Then later in the summer I happened across the original utopian thinker, good ol' Thomas More, who makes an indelible appearance in Hilary Mantel's Wolf Hall, which I finally got around to reading a year after it won the Booker Prize. More has traditionally gotten a pretty positive rap from history; certainly my impression of him growing up was as a saintly intellectual. I even read his Utopia at a fairly impressionable age, sometime in high school. I don't think I really understood any of it, but I liked the idea. But one of the many great things about Wolf Hall--and it is a great book if you haven't yet read it--is that it portrays him rather villainously, as a cruel and pretentious man bent on enforcing his own rigid orthodoxy as long as he was in power. "Not my period," as we historians say, so I have no idea of the historical truth of the situation, but there was something liberating about Mantel's re-telling of the famous story, and it was also a powerful reminder of the perilous forms sometimes assumed by utopian thinking.
And then finally I've spent the last few weeks devouring José Muñoz's Cruising Utopia: The Then and There of Queer Futurity. It's an astonishingly cool book, and I'm not the only one with whom it has struck a chord--if you meander over to the Social Text site, you'll find an array of reactions from smart people, all similarly enchanted. (Not to mention an interpretive drawing by the legendary Vaginal Davis!) As you'll see from their comments, Cruising Utopia is a powerful and inspiring writerly performance. It dredges deep into some heavy-duty cultural theory, especially the work of Ernest Bloch, but also Heidegger, Marcuse, and Adorno.
Adorno, you might ask? However could Muñoz find witty, liberatory potential in the work of Adorno? Well, that's part of the joy of reading this book. As with an earlier discussion of Heidegger, Muñoz doesn't feel constrained by earlier, dreary readings of these theorists, and takes an attitude that is both playful but also kind of liberating. My favorite moment so far is when he has a detailed discussion of Bloch's and Adorno's views on utopia that segues neatly into an analysis of some of John Giorno's sexually-explicit autobiographical writing, e.g. "Here is another instance of Giorno doing what Adorno calls the casting of a picture: 'I unbuckled the kid's belt and he pulled down his pants..." I won't go further because this is a family blog, but if you've spent much time with Adorno--and most musicologists have--the idea of Adorno arguing for the utopian potential of anonymous sex at the Prince Street toilets is rather gleeful. But then you realize it's not wrong either. I think it's an example of Muñoz's fundamentally optimistic and, well, utopian approach to theory that he asks us to imagine Theodor Adorno the orgy enabler.
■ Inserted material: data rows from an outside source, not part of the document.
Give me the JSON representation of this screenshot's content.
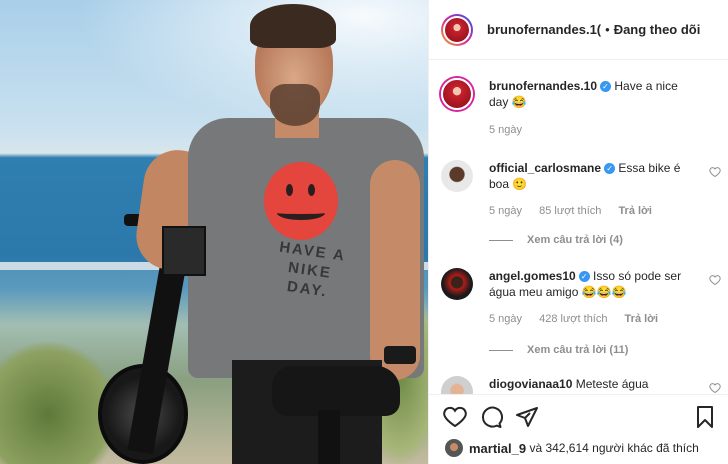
{
  "post": {
    "author": "brunofernandes.10",
    "header_author": "brunofernandes.1(",
    "follow_status": "Đang theo dõi",
    "dot": "•",
    "verified_symbol": "✓"
  },
  "photo": {
    "shirt_text": "HAVE A NIKE DAY."
  },
  "comments": [
    {
      "username": "brunofernandes.10",
      "verified": true,
      "text": "Have a nice day 😂",
      "time": "5 ngày"
    },
    {
      "username": "official_carlosmane",
      "verified": true,
      "text": "Essa bike é boa 🙂",
      "time": "5 ngày",
      "likes": "85 lượt thích",
      "reply_label": "Trả lời",
      "view_replies": "Xem câu trả lời (4)"
    },
    {
      "username": "angel.gomes10",
      "verified": true,
      "text": "Isso só pode ser água meu amigo 😂😂😂",
      "time": "5 ngày",
      "likes": "428 lượt thích",
      "reply_label": "Trả lời",
      "view_replies": "Xem câu trả lời (11)"
    },
    {
      "username": "diogovianaa10",
      "verified": false,
      "text": "Meteste água"
    }
  ],
  "actions": {
    "like_icon": "heart-outline-icon",
    "comment_icon": "comment-bubble-icon",
    "share_icon": "paper-plane-icon",
    "save_icon": "bookmark-icon"
  },
  "likes_summary": {
    "user": "martial_9",
    "rest": "và 342,614 người khác đã thích"
  },
  "colors": {
    "verified_blue": "#3897f0",
    "muted_text": "#8e8e8e",
    "divider": "#efefef"
  }
}
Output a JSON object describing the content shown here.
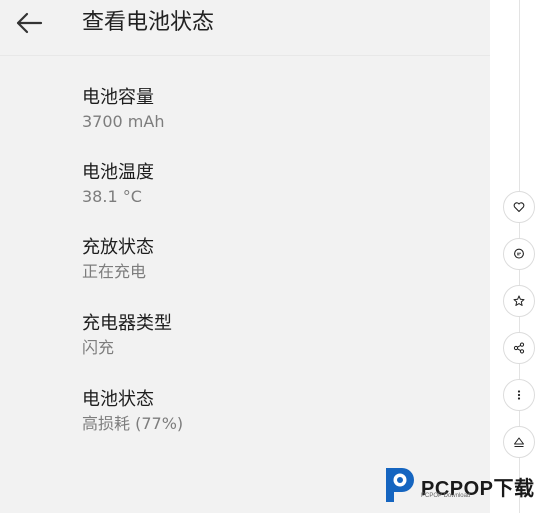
{
  "header": {
    "title": "查看电池状态",
    "back_icon": "arrow-left-icon"
  },
  "items": [
    {
      "label": "电池容量",
      "value": "3700 mAh"
    },
    {
      "label": "电池温度",
      "value": "38.1 °C"
    },
    {
      "label": "充放状态",
      "value": "正在充电"
    },
    {
      "label": "充电器类型",
      "value": "闪充"
    },
    {
      "label": "电池状态",
      "value": "高损耗 (77%)"
    }
  ],
  "side_actions": [
    {
      "icon": "heart-icon"
    },
    {
      "icon": "comment-icon"
    },
    {
      "icon": "star-icon"
    },
    {
      "icon": "share-icon"
    },
    {
      "icon": "more-icon"
    },
    {
      "icon": "scroll-top-icon"
    }
  ],
  "watermark": {
    "brand": "PCPOP下载",
    "subtitle": "PCPOP Download",
    "brand_color": "#1565c0"
  }
}
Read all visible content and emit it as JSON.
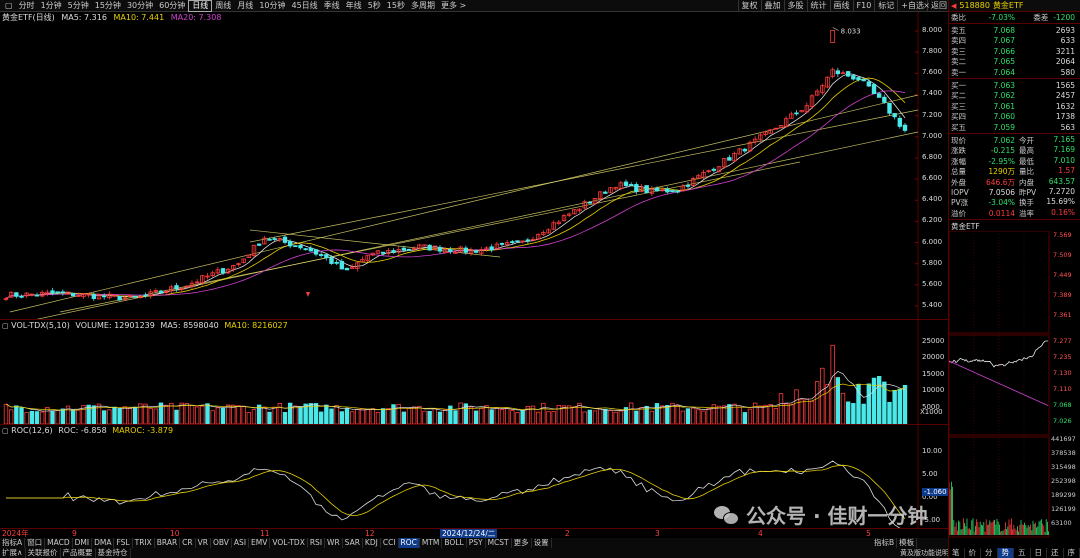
{
  "toolbar": {
    "periods": [
      "分时",
      "1分钟",
      "5分钟",
      "15分钟",
      "30分钟",
      "60分钟",
      "日线",
      "周线",
      "月线",
      "10分钟",
      "45日线",
      "季线",
      "年线",
      "5秒",
      "15秒",
      "多周期",
      "更多 >"
    ],
    "active_period": "日线",
    "tools": [
      "复权",
      "叠加",
      "多股",
      "统计",
      "画线",
      "F10",
      "标记",
      "+自选",
      "返回"
    ]
  },
  "main_chart": {
    "legend_name": "黄金ETF(日线)",
    "ma5": "MA5: 7.316",
    "ma10": "MA10: 7.441",
    "ma20": "MA20: 7.308",
    "high_label": "8.033",
    "y_ticks": [
      "8.000",
      "7.800",
      "7.600",
      "7.400",
      "7.200",
      "7.000",
      "6.800",
      "6.600",
      "6.400",
      "6.200",
      "6.000",
      "5.800",
      "5.600",
      "5.400"
    ]
  },
  "volume_chart": {
    "legend_name": "VOL-TDX(5,10)",
    "volume": "VOLUME: 12901239",
    "ma5": "MA5: 8598040",
    "ma10": "MA10: 8216027",
    "y_ticks": [
      "25000",
      "20000",
      "15000",
      "10000",
      "5000"
    ],
    "unit": "X1000"
  },
  "roc_chart": {
    "legend_name": "ROC(12,6)",
    "roc": "ROC: -6.858",
    "maroc": "MAROC: -3.879",
    "y_ticks": [
      "10.00",
      "5.00",
      "0.00",
      "-5.00"
    ],
    "current_value": "-1.060"
  },
  "time_axis": {
    "labels": [
      "2024年",
      "9",
      "10",
      "11",
      "12",
      "2",
      "3",
      "4",
      "5"
    ],
    "highlight": "2024/12/24/二"
  },
  "indicators": [
    "指标A",
    "窗口",
    "MACD",
    "DMI",
    "DMA",
    "FSL",
    "TRIX",
    "BRAR",
    "CR",
    "VR",
    "OBV",
    "ASI",
    "EMV",
    "VOL-TDX",
    "RSI",
    "WR",
    "SAR",
    "KDJ",
    "CCI",
    "ROC",
    "MTM",
    "BOLL",
    "PSY",
    "MCST",
    "更多",
    "设置"
  ],
  "active_indicator": "ROC",
  "bottom_tabs": [
    "扩展∧",
    "关联报价",
    "产品概要",
    "基金持仓"
  ],
  "right_tabs": [
    "指标B",
    "模板"
  ],
  "bottom_right_label": "黄及版功能说明",
  "bottom_right_buttons": [
    "笔",
    "价",
    "分",
    "势",
    "五",
    "日",
    "还",
    "序"
  ],
  "quote": {
    "code": "518880",
    "name": "黄金ETF",
    "wei_bi_label": "委比",
    "wei_bi": "-7.03%",
    "wei_cha_label": "委差",
    "wei_cha": "-1200",
    "sell": [
      {
        "label": "卖五",
        "price": "7.068",
        "vol": "2693"
      },
      {
        "label": "卖四",
        "price": "7.067",
        "vol": "633"
      },
      {
        "label": "卖三",
        "price": "7.066",
        "vol": "3211"
      },
      {
        "label": "卖二",
        "price": "7.065",
        "vol": "2064"
      },
      {
        "label": "卖一",
        "price": "7.064",
        "vol": "580"
      }
    ],
    "buy": [
      {
        "label": "买一",
        "price": "7.063",
        "vol": "1565"
      },
      {
        "label": "买二",
        "price": "7.062",
        "vol": "2457"
      },
      {
        "label": "买三",
        "price": "7.061",
        "vol": "1632"
      },
      {
        "label": "买四",
        "price": "7.060",
        "vol": "1738"
      },
      {
        "label": "买五",
        "price": "7.059",
        "vol": "563"
      }
    ],
    "stats": [
      {
        "l1": "现价",
        "v1": "7.062",
        "l2": "今开",
        "v2": "7.165",
        "c1": "green",
        "c2": "green"
      },
      {
        "l1": "涨跌",
        "v1": "-0.215",
        "l2": "最高",
        "v2": "7.169",
        "c1": "green",
        "c2": "green"
      },
      {
        "l1": "涨幅",
        "v1": "-2.95%",
        "l2": "最低",
        "v2": "7.010",
        "c1": "green",
        "c2": "green"
      },
      {
        "l1": "总量",
        "v1": "1290万",
        "l2": "量比",
        "v2": "1.57",
        "c1": "yellow",
        "c2": "red"
      },
      {
        "l1": "外盘",
        "v1": "646.6万",
        "l2": "内盘",
        "v2": "643.57",
        "c1": "red",
        "c2": "green"
      },
      {
        "l1": "IOPV",
        "v1": "7.0506",
        "l2": "昨PV",
        "v2": "7.2720",
        "c1": "white",
        "c2": "white"
      },
      {
        "l1": "PV涨",
        "v1": "-3.04%",
        "l2": "换手",
        "v2": "15.69%",
        "c1": "green",
        "c2": "white"
      },
      {
        "l1": "溢价",
        "v1": "0.0114",
        "l2": "溢率",
        "v2": "0.16%",
        "c1": "red",
        "c2": "red"
      }
    ],
    "mini_title": "黄金ETF",
    "mini_ticks_top": [
      "7.569",
      "7.509",
      "7.449",
      "7.389",
      "7.361"
    ],
    "mini_ticks_bottom": [
      "7.277",
      "7.235",
      "7.130",
      "7.110",
      "7.068",
      "7.026"
    ],
    "vol_ticks": [
      "441697",
      "378538",
      "315498",
      "252398",
      "189299",
      "126199",
      "63100"
    ]
  },
  "watermark": "公众号 · 佳财一分钟",
  "colors": {
    "up": "#ff3b3b",
    "down": "#4ae8e8",
    "ma5": "#dddddd",
    "ma10": "#e8d000",
    "ma20": "#d040d0",
    "trend": "#e8e070"
  }
}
Isn't that more fun that going on about how blah blah Adorno hates popular culture blah blah blah?
Anyways, I'm still reading, but if you're looking for some bedside reading to get you through the beginning of the semester, I highly recommend it. As I make my way through I'm going to be posting about it occasionally, and if any of you have read it, I'd love to hear your reactions.
1 day ago